**Exercise**
Return, from the data that follows, each line that holds the word "author".

[Items from a data source]
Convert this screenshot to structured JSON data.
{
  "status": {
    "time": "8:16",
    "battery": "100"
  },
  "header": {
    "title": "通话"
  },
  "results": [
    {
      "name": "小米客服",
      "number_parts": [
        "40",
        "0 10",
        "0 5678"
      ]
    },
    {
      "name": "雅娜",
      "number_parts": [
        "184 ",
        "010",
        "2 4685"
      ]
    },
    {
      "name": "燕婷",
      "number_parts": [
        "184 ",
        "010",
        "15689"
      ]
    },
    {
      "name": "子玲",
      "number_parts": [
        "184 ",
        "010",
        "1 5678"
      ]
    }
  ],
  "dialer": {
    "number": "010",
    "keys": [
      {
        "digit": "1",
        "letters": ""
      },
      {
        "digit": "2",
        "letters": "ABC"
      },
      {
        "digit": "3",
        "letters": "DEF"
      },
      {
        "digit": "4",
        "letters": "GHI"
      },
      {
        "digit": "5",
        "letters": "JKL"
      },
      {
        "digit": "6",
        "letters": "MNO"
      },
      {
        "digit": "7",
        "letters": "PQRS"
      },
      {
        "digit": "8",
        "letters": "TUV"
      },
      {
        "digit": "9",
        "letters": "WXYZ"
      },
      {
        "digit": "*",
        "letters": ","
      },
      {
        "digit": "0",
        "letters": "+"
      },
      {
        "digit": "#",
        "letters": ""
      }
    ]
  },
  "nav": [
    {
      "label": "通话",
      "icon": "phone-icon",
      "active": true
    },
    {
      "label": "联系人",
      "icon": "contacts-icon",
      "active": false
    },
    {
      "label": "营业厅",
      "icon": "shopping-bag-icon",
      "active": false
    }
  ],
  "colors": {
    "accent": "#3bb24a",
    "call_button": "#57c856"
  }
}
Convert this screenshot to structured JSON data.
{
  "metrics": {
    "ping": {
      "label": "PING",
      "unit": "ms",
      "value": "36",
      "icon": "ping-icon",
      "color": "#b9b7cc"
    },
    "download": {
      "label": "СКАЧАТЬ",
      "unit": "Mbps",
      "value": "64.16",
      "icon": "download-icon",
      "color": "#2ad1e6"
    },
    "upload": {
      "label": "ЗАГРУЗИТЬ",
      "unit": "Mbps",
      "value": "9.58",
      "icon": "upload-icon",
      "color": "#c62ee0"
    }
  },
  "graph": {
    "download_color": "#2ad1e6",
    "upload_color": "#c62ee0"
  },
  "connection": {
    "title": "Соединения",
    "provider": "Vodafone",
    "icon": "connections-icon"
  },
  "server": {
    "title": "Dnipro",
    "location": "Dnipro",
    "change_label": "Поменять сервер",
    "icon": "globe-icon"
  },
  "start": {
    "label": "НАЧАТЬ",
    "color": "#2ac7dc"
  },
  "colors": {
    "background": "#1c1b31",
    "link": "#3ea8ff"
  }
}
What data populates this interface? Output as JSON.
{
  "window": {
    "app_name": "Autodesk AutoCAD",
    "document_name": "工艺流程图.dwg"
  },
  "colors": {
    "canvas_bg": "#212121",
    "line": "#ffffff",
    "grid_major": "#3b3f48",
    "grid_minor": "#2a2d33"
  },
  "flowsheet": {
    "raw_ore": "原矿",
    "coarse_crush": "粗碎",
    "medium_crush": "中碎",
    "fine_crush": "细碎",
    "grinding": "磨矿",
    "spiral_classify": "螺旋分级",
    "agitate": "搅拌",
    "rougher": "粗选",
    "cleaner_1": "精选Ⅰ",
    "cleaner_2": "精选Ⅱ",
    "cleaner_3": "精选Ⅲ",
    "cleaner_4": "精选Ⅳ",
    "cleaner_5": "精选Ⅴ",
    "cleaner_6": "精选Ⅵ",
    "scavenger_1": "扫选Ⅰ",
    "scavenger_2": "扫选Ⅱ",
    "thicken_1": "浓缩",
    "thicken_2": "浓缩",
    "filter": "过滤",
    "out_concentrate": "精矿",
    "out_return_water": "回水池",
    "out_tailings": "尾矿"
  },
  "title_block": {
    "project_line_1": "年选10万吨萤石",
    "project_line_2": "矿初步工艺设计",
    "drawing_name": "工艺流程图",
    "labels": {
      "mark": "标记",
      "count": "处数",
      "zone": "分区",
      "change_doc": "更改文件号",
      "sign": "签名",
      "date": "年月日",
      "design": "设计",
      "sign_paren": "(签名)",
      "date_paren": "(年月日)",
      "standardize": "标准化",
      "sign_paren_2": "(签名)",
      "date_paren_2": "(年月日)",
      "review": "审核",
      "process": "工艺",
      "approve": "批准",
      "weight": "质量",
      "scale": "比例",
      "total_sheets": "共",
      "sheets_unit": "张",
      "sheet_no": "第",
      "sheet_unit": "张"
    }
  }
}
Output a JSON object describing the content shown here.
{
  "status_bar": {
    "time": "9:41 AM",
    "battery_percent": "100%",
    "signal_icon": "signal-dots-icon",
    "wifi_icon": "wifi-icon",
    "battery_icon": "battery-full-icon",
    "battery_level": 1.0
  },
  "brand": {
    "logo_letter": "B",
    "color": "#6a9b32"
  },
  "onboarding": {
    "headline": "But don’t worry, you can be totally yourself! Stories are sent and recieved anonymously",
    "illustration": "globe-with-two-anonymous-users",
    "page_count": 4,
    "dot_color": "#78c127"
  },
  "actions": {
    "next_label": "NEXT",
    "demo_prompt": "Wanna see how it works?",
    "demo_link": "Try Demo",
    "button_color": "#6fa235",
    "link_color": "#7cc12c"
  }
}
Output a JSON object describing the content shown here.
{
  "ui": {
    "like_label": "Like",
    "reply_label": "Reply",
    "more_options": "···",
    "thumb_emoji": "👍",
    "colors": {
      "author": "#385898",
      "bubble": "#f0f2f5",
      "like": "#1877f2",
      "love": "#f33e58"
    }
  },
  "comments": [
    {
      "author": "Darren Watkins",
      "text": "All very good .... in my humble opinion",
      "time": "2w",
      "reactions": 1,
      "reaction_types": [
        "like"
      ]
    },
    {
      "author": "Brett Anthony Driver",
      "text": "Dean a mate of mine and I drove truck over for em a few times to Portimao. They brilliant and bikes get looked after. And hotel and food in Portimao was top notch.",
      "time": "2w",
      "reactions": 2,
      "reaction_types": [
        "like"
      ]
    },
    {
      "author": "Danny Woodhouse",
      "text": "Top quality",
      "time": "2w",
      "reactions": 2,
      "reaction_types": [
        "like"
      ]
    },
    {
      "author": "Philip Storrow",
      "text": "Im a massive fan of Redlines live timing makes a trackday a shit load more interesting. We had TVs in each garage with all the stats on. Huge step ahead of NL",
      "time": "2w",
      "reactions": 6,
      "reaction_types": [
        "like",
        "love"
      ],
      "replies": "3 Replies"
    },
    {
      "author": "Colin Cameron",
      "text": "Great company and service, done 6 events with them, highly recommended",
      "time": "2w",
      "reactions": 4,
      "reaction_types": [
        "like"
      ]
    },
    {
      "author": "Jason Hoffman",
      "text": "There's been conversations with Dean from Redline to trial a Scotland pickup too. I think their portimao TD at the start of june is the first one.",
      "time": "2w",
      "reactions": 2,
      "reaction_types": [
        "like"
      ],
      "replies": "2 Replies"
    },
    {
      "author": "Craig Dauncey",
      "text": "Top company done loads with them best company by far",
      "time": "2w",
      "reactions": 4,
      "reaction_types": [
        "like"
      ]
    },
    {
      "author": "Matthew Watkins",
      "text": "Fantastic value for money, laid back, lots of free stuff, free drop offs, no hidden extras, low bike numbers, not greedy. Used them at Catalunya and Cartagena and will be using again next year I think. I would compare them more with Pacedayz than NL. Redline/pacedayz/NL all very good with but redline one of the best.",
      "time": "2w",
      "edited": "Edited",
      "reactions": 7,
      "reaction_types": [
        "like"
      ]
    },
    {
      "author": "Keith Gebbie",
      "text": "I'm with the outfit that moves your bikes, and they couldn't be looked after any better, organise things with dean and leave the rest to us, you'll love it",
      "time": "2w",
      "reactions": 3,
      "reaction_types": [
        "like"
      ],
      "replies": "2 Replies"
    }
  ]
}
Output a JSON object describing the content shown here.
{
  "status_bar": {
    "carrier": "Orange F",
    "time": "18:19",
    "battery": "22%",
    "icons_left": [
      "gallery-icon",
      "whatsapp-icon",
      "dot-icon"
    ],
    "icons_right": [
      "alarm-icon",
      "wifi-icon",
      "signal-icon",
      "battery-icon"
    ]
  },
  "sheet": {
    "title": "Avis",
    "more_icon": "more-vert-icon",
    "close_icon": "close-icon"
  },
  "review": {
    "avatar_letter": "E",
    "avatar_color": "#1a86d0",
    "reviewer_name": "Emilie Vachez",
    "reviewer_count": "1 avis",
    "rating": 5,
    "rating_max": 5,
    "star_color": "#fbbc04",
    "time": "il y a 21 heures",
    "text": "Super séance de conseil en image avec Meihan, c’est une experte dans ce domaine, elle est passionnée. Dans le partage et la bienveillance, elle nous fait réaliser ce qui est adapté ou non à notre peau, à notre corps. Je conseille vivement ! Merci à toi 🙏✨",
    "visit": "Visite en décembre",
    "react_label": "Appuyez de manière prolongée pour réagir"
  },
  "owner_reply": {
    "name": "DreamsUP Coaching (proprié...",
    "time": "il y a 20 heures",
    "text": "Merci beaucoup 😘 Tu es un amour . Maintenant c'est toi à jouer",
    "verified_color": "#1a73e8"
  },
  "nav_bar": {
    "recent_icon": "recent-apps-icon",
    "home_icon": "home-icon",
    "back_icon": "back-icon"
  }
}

**Response to this task**
      "author": "#385898",
      "author": "Darren Watkins",
      "author": "Brett Anthony Driver",
      "author": "Danny Woodhouse",
      "author": "Philip Storrow",
      "author": "Colin Cameron",
      "author": "Jason Hoffman",
      "author": "Craig Dauncey",
      "author": "Matthew Watkins",
      "author": "Keith Gebbie",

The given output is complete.